-- MATERIAL SHOWN follows --
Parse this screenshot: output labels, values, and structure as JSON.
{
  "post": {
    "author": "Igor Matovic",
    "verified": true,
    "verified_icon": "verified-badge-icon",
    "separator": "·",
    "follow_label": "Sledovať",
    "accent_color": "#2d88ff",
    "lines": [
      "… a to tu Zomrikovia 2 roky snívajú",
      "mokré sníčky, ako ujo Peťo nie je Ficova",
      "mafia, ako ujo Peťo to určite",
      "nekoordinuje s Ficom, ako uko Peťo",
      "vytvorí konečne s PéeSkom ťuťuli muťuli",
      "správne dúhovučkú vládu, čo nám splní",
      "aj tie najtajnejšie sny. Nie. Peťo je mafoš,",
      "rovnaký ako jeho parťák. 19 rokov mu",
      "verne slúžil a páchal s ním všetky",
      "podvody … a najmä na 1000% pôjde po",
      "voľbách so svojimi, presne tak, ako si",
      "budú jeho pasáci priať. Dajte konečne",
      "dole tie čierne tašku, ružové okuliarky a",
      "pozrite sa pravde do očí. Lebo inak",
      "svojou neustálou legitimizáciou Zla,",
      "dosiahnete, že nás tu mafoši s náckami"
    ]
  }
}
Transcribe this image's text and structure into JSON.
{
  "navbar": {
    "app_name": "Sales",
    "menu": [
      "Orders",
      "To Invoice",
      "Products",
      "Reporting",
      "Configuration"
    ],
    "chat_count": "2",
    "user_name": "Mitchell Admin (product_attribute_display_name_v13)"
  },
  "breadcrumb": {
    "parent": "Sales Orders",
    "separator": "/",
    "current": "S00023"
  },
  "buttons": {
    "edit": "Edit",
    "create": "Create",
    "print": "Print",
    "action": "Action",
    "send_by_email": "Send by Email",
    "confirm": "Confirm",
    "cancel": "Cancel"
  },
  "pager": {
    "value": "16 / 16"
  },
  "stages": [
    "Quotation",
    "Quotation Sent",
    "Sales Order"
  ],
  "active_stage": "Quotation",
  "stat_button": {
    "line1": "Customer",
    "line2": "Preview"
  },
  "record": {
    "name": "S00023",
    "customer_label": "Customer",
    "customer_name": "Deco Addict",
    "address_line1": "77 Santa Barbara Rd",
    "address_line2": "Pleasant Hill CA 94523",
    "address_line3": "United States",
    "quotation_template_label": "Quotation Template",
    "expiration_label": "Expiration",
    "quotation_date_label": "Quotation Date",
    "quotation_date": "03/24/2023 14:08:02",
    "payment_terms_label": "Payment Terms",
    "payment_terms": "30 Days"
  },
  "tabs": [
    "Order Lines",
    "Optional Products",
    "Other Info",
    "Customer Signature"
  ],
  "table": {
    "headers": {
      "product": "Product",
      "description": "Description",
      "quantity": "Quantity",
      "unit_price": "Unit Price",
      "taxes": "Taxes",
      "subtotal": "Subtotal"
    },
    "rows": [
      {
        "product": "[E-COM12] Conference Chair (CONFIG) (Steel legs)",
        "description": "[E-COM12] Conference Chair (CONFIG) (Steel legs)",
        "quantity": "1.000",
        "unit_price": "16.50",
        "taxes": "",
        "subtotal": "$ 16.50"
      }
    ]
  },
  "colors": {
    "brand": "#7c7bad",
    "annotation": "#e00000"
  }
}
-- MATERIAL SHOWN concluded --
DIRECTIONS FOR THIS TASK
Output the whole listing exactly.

ANSWER SECTION
Parse this screenshot: output labels, values, and structure as JSON.
{
  "post": {
    "author": "Igor Matovic",
    "verified": true,
    "verified_icon": "verified-badge-icon",
    "separator": "·",
    "follow_label": "Sledovať",
    "accent_color": "#2d88ff",
    "lines": [
      "… a to tu Zomrikovia 2 roky snívajú",
      "mokré sníčky, ako ujo Peťo nie je Ficova",
      "mafia, ako ujo Peťo to určite",
      "nekoordinuje s Ficom, ako uko Peťo",
      "vytvorí konečne s PéeSkom ťuťuli muťuli",
      "správne dúhovučkú vládu, čo nám splní",
      "aj tie najtajnejšie sny. Nie. Peťo je mafoš,",
      "rovnaký ako jeho parťák. 19 rokov mu",
      "verne slúžil a páchal s ním všetky",
      "podvody … a najmä na 1000% pôjde po",
      "voľbách so svojimi, presne tak, ako si",
      "budú jeho pasáci priať. Dajte konečne",
      "dole tie čierne tašku, ružové okuliarky a",
      "pozrite sa pravde do očí. Lebo inak",
      "svojou neustálou legitimizáciou Zla,",
      "dosiahnete, že nás tu mafoši s náckami"
    ]
  }
}
Transcribe this image's text and structure into JSON.
{
  "navbar": {
    "app_name": "Sales",
    "menu": [
      "Orders",
      "To Invoice",
      "Products",
      "Reporting",
      "Configuration"
    ],
    "chat_count": "2",
    "user_name": "Mitchell Admin (product_attribute_display_name_v13)"
  },
  "breadcrumb": {
    "parent": "Sales Orders",
    "separator": "/",
    "current": "S00023"
  },
  "buttons": {
    "edit": "Edit",
    "create": "Create",
    "print": "Print",
    "action": "Action",
    "send_by_email": "Send by Email",
    "confirm": "Confirm",
    "cancel": "Cancel"
  },
  "pager": {
    "value": "16 / 16"
  },
  "stages": [
    "Quotation",
    "Quotation Sent",
    "Sales Order"
  ],
  "active_stage": "Quotation",
  "stat_button": {
    "line1": "Customer",
    "line2": "Preview"
  },
  "record": {
    "name": "S00023",
    "customer_label": "Customer",
    "customer_name": "Deco Addict",
    "address_line1": "77 Santa Barbara Rd",
    "address_line2": "Pleasant Hill CA 94523",
    "address_line3": "United States",
    "quotation_template_label": "Quotation Template",
    "expiration_label": "Expiration",
    "quotation_date_label": "Quotation Date",
    "quotation_date": "03/24/2023 14:08:02",
    "payment_terms_label": "Payment Terms",
    "payment_terms": "30 Days"
  },
  "tabs": [
    "Order Lines",
    "Optional Products",
    "Other Info",
    "Customer Signature"
  ],
  "table": {
    "headers": {
      "product": "Product",
      "description": "Description",
      "quantity": "Quantity",
      "unit_price": "Unit Price",
      "taxes": "Taxes",
      "subtotal": "Subtotal"
    },
    "rows": [
      {
        "product": "[E-COM12] Conference Chair (CONFIG) (Steel legs)",
        "description": "[E-COM12] Conference Chair (CONFIG) (Steel legs)",
        "quantity": "1.000",
        "unit_price": "16.50",
        "taxes": "",
        "subtotal": "$ 16.50"
      }
    ]
  },
  "colors": {
    "brand": "#7c7bad",
    "annotation": "#e00000"
  }
}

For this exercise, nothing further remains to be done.